Filtering UCE with Bogofilter

Table of Contents

1. Introduction

Bogofilter is a nice UCE filtering tool that uses Bayesian statistics
to track messages and learn what to detect. Bogofilter was originally
written by Eric S. Raymond.

Some sites of interest:

The above sites include the Bogofilter home page and a couple of sites
that discuss Bayesian statistics. Caution, the sites contain math,
which may or may not be desirable in your case. If you prefer, just
consider Bayesian statistical calculations "magic". That’s what I do.

2. Why use Bogofilter?

There are now several products available that do what Bogofilter does.
SpamAssassin and SpamBayes are two popular ones. So why choose
Bogofilter? Bogofilter is written in C, which means it is slightly
more robust when it comes to execution. Other filters are written in
Perl and Python, which offer other advantages, but speed usually isn’t
one of them.

I like Bogofilter simply because it’s small and doesn’t rely on a lot
of external support software.

3. Installation

Bogofilter is super easy to install. The project appears to be
offering RPM packages now. If that floats your boat, download the
package and you’ll be up and running.

If you suffer from the Not Compiled Here problem like me, grab the
source and compile and install it:

gzip -dc bogofilter- | tar -xvf -

cd bogofilter-

./configure --prefix=/usr/local


make install

For those that like to compile things, but the above steps appear
scary, grab the source RPM and let RPM compile it for you.

4. Seeding the Filter

Bogofilter scores spam and stores the results in two databases: the
good list and the spam list. These are BerkDB files that grow as you
use bogofilter. You must seed bogofilter for it to be useful. There
are several ways to do this. Manually can be painful. Getting a DB
dump from another bogofilter user is handy. If you get your hands on
other DB files, you need to dump them to text first and then load them
on your system:

# On the source machine

bogoutil -d goodlist.db


bogoutil -d spamlist.db


# On your machine

cat goodlist.txt | bogoutil -l goodlist.db

cat spamlist.txt | bogoutil -l spamlist.db

Using another set of data for your seed may or may not be a good idea.
Be sure to think about this before doing it. Ideally you should seed
your particular bogofilter installation with UCE that you have
received. To seed bogofilter by hand, take your mbox file (or
collection of email files) and pipe them through bogofilter with the
-s option if it is spam, -n if it is not spam. The formail(1) tool
is handy for doing this.

5. Wrapper Script

I use a wrapper script to invoke Bogofilter which currently just forces
the configuration path. At one point in time, it was forcing some
other settings. I still use it, and it is simply:

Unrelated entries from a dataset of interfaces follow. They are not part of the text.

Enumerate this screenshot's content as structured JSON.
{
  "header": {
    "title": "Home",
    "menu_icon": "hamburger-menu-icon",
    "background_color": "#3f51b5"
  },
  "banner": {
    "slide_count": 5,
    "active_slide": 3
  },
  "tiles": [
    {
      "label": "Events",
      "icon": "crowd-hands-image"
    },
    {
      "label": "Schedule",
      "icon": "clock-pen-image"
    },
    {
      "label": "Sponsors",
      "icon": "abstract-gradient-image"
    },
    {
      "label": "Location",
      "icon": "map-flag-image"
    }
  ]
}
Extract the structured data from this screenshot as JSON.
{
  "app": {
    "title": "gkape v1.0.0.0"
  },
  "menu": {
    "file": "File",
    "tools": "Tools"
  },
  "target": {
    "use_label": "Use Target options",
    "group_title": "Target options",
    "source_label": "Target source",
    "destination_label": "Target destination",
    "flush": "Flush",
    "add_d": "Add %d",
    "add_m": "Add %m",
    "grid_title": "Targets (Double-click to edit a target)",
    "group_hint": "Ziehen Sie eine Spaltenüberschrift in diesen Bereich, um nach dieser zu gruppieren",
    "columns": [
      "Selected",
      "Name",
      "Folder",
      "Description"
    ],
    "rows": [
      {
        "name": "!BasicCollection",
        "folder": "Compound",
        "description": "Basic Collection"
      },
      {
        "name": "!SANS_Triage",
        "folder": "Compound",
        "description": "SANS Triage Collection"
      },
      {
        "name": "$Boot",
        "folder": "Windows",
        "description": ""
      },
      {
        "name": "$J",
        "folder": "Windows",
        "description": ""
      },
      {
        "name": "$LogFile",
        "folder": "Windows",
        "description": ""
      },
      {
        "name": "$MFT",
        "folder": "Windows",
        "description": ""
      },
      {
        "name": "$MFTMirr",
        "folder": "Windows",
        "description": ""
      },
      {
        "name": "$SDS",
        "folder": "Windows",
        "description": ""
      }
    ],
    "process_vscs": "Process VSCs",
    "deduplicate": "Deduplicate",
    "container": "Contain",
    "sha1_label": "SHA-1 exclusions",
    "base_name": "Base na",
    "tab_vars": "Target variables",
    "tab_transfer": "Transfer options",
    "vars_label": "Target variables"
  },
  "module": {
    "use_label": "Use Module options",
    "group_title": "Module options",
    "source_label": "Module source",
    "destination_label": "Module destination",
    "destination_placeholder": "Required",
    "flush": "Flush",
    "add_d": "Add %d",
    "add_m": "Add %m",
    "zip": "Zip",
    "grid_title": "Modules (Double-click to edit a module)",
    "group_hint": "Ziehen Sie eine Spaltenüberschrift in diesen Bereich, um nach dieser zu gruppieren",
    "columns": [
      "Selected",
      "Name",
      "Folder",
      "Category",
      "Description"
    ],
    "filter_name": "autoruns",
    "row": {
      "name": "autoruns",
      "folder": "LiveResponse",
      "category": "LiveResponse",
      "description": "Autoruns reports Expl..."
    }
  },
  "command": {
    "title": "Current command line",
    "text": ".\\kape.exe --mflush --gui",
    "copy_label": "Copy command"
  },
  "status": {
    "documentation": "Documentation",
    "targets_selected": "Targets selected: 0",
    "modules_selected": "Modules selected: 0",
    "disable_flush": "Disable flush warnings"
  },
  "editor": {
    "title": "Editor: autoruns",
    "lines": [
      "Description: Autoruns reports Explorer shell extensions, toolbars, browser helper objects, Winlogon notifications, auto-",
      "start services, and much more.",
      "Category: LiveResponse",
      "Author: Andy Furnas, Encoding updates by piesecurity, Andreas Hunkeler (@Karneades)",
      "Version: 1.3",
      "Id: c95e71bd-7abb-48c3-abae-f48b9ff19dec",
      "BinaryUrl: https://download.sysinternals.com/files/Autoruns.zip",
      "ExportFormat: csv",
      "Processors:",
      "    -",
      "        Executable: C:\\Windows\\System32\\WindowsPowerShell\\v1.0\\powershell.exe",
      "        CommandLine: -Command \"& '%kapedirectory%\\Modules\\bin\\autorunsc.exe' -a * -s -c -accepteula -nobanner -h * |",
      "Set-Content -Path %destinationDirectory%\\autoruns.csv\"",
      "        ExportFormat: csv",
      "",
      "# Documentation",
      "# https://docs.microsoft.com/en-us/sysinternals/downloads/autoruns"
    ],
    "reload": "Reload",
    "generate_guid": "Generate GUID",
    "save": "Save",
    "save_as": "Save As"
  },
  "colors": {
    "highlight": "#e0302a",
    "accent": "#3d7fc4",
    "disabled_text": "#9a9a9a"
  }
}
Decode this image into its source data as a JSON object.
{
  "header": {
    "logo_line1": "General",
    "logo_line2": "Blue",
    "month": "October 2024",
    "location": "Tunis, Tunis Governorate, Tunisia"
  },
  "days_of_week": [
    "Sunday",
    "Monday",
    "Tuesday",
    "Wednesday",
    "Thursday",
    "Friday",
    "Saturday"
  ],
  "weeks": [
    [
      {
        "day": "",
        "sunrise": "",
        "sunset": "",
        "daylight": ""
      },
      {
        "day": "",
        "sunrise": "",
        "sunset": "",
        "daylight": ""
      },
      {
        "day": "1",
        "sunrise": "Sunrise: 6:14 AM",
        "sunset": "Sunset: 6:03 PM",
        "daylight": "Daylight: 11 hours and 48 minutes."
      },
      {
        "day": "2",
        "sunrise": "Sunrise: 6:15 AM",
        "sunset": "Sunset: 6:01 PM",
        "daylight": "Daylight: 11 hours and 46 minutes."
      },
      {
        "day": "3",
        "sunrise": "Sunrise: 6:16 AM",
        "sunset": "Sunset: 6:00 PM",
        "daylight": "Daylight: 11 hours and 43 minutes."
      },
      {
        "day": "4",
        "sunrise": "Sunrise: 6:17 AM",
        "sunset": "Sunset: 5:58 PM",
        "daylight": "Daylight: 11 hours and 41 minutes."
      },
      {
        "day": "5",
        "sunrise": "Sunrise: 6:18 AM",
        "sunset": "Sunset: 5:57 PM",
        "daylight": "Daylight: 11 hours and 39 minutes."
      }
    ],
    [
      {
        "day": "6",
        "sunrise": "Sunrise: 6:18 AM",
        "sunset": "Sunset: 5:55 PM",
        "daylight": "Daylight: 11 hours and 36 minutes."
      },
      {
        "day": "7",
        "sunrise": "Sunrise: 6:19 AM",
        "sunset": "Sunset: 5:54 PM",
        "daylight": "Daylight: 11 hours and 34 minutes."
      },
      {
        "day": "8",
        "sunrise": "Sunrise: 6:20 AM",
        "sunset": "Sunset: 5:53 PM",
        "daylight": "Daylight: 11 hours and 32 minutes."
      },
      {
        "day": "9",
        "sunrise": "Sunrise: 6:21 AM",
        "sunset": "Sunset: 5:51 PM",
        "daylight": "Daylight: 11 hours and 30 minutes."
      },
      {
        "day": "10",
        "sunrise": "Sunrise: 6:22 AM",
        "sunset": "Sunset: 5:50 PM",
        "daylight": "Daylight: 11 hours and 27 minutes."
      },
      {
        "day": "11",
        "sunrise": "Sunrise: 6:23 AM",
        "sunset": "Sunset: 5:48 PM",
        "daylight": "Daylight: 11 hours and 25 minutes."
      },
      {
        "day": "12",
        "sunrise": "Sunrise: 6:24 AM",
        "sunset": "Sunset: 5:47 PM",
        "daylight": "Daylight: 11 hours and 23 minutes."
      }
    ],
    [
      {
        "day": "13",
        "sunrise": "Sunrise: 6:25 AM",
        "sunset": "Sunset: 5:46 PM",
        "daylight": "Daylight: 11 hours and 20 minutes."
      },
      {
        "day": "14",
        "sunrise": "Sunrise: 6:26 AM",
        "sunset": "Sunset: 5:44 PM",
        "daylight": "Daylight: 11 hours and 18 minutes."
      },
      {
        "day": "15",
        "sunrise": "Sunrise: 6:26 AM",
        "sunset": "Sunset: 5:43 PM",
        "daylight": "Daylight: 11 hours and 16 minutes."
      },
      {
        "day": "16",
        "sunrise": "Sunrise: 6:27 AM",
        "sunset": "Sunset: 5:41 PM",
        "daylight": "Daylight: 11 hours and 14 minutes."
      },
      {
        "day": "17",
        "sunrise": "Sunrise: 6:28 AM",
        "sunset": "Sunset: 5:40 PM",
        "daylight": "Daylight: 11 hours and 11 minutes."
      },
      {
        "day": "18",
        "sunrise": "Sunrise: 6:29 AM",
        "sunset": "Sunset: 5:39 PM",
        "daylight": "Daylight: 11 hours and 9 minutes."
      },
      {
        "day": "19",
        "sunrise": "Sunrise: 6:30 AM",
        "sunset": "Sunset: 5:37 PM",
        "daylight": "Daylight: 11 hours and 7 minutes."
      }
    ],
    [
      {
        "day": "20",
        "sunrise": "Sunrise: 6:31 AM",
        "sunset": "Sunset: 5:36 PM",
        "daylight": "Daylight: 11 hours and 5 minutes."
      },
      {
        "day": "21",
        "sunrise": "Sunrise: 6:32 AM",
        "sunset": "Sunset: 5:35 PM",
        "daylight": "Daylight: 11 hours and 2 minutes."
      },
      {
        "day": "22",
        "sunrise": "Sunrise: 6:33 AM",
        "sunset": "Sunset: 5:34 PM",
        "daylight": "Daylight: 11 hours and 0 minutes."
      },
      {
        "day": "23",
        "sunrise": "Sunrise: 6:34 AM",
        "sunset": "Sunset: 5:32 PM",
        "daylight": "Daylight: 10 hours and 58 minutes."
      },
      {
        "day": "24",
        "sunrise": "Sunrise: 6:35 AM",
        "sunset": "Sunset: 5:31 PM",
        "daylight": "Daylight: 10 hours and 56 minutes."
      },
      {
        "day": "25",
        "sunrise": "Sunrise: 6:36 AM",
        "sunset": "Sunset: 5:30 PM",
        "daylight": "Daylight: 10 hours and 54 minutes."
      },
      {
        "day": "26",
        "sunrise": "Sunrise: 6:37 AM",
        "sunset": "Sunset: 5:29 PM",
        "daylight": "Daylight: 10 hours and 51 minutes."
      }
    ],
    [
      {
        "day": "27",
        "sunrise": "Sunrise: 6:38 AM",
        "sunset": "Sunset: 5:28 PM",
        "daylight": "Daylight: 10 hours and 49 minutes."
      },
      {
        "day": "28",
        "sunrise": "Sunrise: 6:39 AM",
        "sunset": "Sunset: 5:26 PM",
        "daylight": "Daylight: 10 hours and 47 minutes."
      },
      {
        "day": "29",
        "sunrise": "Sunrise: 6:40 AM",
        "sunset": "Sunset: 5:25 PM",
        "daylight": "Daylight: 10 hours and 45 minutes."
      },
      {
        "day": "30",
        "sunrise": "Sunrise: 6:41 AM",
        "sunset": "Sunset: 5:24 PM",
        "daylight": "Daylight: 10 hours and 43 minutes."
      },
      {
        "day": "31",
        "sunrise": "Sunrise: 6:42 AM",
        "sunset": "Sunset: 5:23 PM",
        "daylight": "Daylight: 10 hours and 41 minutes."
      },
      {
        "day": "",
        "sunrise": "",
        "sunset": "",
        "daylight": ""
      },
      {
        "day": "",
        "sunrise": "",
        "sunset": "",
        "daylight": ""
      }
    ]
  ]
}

/usr/local/bin/bogofilter -d /usr/local/etc/bogofilter/ $*

exit $?

The script is root:root and 0755.

6. Procmail Modifications

Bogofilter hooks in to procmail with ease. The man page for bogofilter
gives a good procmailrc example. Here’s what I do:




# Scan for spam


| /usr/local/bin/spamfilter -u -e -p

# Return mail to queue on bogofilter failure



# Place in SPAM mbox if it's spam


* ^X-Bogosity: Yes, tests=bogofilter


7. Mailer Modifications

The man page provides some macros for Mutt that let you handle UCE That
bogofilter didn’t catch. I have Mutt configured so that if I hit
Esc-Del, the message is forced through bogofilter flagged as spam.
Pressing just Del will delete the message.

8. Global Installation

Global installation can be done several ways. No special steps are
required other than just installing hooks in the global procmailrc
file. If you want users to be able to train bogofilter with spam that
wasn’t caught, you will need to make bogofilter setuid root or create a
user and/or group that bogofilter runs as and change the database files
to that user/group.

I recommend that you install bogofilter under your account only rather
than globally.

9. Upgrading Bogofilter

From time to time you will want to download and install a new version
of bogofilter. The authors make upgrades easy with the bogoupgrade
command. This command upgrades your data files. You still need to
compile and install the new version, but they always provide a tool to
upgrade the BerkDB files. Be sure to check the man page for details.

10. Resources